What you are asked to do:
For each entry in the listing, produce an exact copy.

Data for the task:
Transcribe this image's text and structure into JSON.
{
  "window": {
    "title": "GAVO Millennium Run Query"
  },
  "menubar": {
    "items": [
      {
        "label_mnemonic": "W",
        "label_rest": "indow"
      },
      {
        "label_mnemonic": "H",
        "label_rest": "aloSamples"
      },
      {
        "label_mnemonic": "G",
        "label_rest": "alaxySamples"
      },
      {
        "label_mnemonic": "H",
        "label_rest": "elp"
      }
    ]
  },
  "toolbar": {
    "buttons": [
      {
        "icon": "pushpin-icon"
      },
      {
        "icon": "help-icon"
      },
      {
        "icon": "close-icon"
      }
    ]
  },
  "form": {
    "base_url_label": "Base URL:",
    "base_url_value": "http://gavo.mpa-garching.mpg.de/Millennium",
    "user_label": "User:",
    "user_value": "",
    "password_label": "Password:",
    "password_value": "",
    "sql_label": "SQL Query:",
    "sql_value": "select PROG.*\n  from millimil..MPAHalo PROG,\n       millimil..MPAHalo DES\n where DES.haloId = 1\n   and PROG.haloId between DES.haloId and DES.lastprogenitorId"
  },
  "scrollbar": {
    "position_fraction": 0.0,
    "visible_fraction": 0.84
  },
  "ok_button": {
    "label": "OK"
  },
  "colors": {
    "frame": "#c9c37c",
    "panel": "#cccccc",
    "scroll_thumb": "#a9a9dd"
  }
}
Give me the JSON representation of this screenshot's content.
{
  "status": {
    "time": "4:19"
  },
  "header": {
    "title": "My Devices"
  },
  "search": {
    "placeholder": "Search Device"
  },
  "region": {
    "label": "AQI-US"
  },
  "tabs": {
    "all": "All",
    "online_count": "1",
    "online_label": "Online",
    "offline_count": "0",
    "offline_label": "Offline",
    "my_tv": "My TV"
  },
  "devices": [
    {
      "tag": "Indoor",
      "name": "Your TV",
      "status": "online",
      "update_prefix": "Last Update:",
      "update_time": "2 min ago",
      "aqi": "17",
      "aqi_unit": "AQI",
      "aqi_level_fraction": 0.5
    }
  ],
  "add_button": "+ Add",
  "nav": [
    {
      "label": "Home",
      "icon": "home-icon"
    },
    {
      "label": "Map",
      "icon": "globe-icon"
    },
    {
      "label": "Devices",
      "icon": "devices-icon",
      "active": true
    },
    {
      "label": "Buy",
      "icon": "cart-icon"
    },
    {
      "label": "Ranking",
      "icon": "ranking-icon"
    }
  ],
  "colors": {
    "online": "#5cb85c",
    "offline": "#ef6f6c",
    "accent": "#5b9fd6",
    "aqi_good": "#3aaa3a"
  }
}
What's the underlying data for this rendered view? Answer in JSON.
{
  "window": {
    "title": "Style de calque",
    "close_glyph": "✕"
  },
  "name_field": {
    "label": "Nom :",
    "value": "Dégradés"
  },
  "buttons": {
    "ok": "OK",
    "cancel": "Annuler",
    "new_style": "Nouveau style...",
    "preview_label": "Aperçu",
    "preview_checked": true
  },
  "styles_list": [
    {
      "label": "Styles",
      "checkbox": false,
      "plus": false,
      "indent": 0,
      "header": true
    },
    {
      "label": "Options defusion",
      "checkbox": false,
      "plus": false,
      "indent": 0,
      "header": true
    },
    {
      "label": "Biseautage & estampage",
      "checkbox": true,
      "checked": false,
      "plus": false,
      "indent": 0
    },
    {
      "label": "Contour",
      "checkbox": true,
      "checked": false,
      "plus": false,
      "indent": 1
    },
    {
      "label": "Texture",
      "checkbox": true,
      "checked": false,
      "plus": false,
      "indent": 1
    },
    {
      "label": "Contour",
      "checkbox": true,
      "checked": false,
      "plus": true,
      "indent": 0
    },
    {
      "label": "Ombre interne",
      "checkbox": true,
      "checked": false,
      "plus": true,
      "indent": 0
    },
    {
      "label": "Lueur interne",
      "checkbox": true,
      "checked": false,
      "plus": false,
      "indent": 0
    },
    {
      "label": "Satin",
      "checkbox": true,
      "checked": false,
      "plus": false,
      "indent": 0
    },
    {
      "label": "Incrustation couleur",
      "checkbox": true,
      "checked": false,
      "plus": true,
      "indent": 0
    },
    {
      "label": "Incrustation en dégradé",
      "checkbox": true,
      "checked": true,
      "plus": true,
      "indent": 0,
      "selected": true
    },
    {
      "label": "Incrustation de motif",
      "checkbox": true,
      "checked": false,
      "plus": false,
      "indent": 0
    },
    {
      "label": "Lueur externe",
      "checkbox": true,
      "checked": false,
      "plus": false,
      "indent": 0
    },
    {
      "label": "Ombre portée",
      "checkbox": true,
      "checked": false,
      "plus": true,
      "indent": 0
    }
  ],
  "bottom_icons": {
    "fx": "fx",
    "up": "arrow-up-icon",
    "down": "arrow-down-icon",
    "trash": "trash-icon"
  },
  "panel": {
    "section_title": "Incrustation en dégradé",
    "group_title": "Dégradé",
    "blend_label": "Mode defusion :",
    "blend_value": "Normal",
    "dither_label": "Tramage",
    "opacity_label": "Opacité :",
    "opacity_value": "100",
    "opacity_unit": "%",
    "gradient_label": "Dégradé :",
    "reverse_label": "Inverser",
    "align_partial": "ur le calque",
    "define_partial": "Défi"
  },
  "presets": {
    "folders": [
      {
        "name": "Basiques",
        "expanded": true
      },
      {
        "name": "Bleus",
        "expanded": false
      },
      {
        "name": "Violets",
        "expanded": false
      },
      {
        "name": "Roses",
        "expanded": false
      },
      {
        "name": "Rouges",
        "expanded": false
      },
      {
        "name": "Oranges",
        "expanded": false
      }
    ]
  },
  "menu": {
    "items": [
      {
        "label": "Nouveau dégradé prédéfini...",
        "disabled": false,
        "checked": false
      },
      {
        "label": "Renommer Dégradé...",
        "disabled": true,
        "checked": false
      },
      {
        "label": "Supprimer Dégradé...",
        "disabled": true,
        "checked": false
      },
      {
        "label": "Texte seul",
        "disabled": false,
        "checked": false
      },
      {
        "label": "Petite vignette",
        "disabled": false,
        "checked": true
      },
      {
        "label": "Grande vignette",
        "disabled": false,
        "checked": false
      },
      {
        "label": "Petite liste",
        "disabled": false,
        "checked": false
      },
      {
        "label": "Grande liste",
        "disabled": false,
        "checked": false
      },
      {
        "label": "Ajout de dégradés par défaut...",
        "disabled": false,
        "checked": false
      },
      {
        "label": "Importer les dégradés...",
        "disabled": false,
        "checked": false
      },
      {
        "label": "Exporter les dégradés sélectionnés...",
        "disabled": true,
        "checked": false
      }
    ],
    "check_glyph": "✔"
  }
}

Answer for the task:
Transcribe this image's text and structure into JSON.
{
  "window": {
    "title": "GAVO Millennium Run Query"
  },
  "menubar": {
    "items": [
      {
        "label_mnemonic": "W",
        "label_rest": "indow"
      },
      {
        "label_mnemonic": "H",
        "label_rest": "aloSamples"
      },
      {
        "label_mnemonic": "G",
        "label_rest": "alaxySamples"
      },
      {
        "label_mnemonic": "H",
        "label_rest": "elp"
      }
    ]
  },
  "toolbar": {
    "buttons": [
      {
        "icon": "pushpin-icon"
      },
      {
        "icon": "help-icon"
      },
      {
        "icon": "close-icon"
      }
    ]
  },
  "form": {
    "base_url_label": "Base URL:",
    "base_url_value": "http://gavo.mpa-garching.mpg.de/Millennium",
    "user_label": "User:",
    "user_value": "",
    "password_label": "Password:",
    "password_value": "",
    "sql_label": "SQL Query:",
    "sql_value": "select PROG.*\n  from millimil..MPAHalo PROG,\n       millimil..MPAHalo DES\n where DES.haloId = 1\n   and PROG.haloId between DES.haloId and DES.lastprogenitorId"
  },
  "scrollbar": {
    "position_fraction": 0.0,
    "visible_fraction": 0.84
  },
  "ok_button": {
    "label": "OK"
  },
  "colors": {
    "frame": "#c9c37c",
    "panel": "#cccccc",
    "scroll_thumb": "#a9a9dd"
  }
}
Give me the JSON representation of this screenshot's content.
{
  "status": {
    "time": "4:19"
  },
  "header": {
    "title": "My Devices"
  },
  "search": {
    "placeholder": "Search Device"
  },
  "region": {
    "label": "AQI-US"
  },
  "tabs": {
    "all": "All",
    "online_count": "1",
    "online_label": "Online",
    "offline_count": "0",
    "offline_label": "Offline",
    "my_tv": "My TV"
  },
  "devices": [
    {
      "tag": "Indoor",
      "name": "Your TV",
      "status": "online",
      "update_prefix": "Last Update:",
      "update_time": "2 min ago",
      "aqi": "17",
      "aqi_unit": "AQI",
      "aqi_level_fraction": 0.5
    }
  ],
  "add_button": "+ Add",
  "nav": [
    {
      "label": "Home",
      "icon": "home-icon"
    },
    {
      "label": "Map",
      "icon": "globe-icon"
    },
    {
      "label": "Devices",
      "icon": "devices-icon",
      "active": true
    },
    {
      "label": "Buy",
      "icon": "cart-icon"
    },
    {
      "label": "Ranking",
      "icon": "ranking-icon"
    }
  ],
  "colors": {
    "online": "#5cb85c",
    "offline": "#ef6f6c",
    "accent": "#5b9fd6",
    "aqi_good": "#3aaa3a"
  }
}
What's the underlying data for this rendered view? Answer in JSON.
{
  "window": {
    "title": "Style de calque",
    "close_glyph": "✕"
  },
  "name_field": {
    "label": "Nom :",
    "value": "Dégradés"
  },
  "buttons": {
    "ok": "OK",
    "cancel": "Annuler",
    "new_style": "Nouveau style...",
    "preview_label": "Aperçu",
    "preview_checked": true
  },
  "styles_list": [
    {
      "label": "Styles",
      "checkbox": false,
      "plus": false,
      "indent": 0,
      "header": true
    },
    {
      "label": "Options defusion",
      "checkbox": false,
      "plus": false,
      "indent": 0,
      "header": true
    },
    {
      "label": "Biseautage & estampage",
      "checkbox": true,
      "checked": false,
      "plus": false,
      "indent": 0
    },
    {
      "label": "Contour",
      "checkbox": true,
      "checked": false,
      "plus": false,
      "indent": 1
    },
    {
      "label": "Texture",
      "checkbox": true,
      "checked": false,
      "plus": false,
      "indent": 1
    },
    {
      "label": "Contour",
      "checkbox": true,
      "checked": false,
      "plus": true,
      "indent": 0
    },
    {
      "label": "Ombre interne",
      "checkbox": true,
      "checked": false,
      "plus": true,
      "indent": 0
    },
    {
      "label": "Lueur interne",
      "checkbox": true,
      "checked": false,
      "plus": false,
      "indent": 0
    },
    {
      "label": "Satin",
      "checkbox": true,
      "checked": false,
      "plus": false,
      "indent": 0
    },
    {
      "label": "Incrustation couleur",
      "checkbox": true,
      "checked": false,
      "plus": true,
      "indent": 0
    },
    {
      "label": "Incrustation en dégradé",
      "checkbox": true,
      "checked": true,
      "plus": true,
      "indent": 0,
      "selected": true
    },
    {
      "label": "Incrustation de motif",
      "checkbox": true,
      "checked": false,
      "plus": false,
      "indent": 0
    },
    {
      "label": "Lueur externe",
      "checkbox": true,
      "checked": false,
      "plus": false,
      "indent": 0
    },
    {
      "label": "Ombre portée",
      "checkbox": true,
      "checked": false,
      "plus": true,
      "indent": 0
    }
  ],
  "bottom_icons": {
    "fx": "fx",
    "up": "arrow-up-icon",
    "down": "arrow-down-icon",
    "trash": "trash-icon"
  },
  "panel": {
    "section_title": "Incrustation en dégradé",
    "group_title": "Dégradé",
    "blend_label": "Mode defusion :",
    "blend_value": "Normal",
    "dither_label": "Tramage",
    "opacity_label": "Opacité :",
    "opacity_value": "100",
    "opacity_unit": "%",
    "gradient_label": "Dégradé :",
    "reverse_label": "Inverser",
    "align_partial": "ur le calque",
    "define_partial": "Défi"
  },
  "presets": {
    "folders": [
      {
        "name": "Basiques",
        "expanded": true
      },
      {
        "name": "Bleus",
        "expanded": false
      },
      {
        "name": "Violets",
        "expanded": false
      },
      {
        "name": "Roses",
        "expanded": false
      },
      {
        "name": "Rouges",
        "expanded": false
      },
      {
        "name": "Oranges",
        "expanded": false
      }
    ]
  },
  "menu": {
    "items": [
      {
        "label": "Nouveau dégradé prédéfini...",
        "disabled": false,
        "checked": false
      },
      {
        "label": "Renommer Dégradé...",
        "disabled": true,
        "checked": false
      },
      {
        "label": "Supprimer Dégradé...",
        "disabled": true,
        "checked": false
      },
      {
        "label": "Texte seul",
        "disabled": false,
        "checked": false
      },
      {
        "label": "Petite vignette",
        "disabled": false,
        "checked": true
      },
      {
        "label": "Grande vignette",
        "disabled": false,
        "checked": false
      },
      {
        "label": "Petite liste",
        "disabled": false,
        "checked": false
      },
      {
        "label": "Grande liste",
        "disabled": false,
        "checked": false
      },
      {
        "label": "Ajout de dégradés par défaut...",
        "disabled": false,
        "checked": false
      },
      {
        "label": "Importer les dégradés...",
        "disabled": false,
        "checked": false
      },
      {
        "label": "Exporter les dégradés sélectionnés...",
        "disabled": true,
        "checked": false
      }
    ],
    "check_glyph": "✔"
  }
}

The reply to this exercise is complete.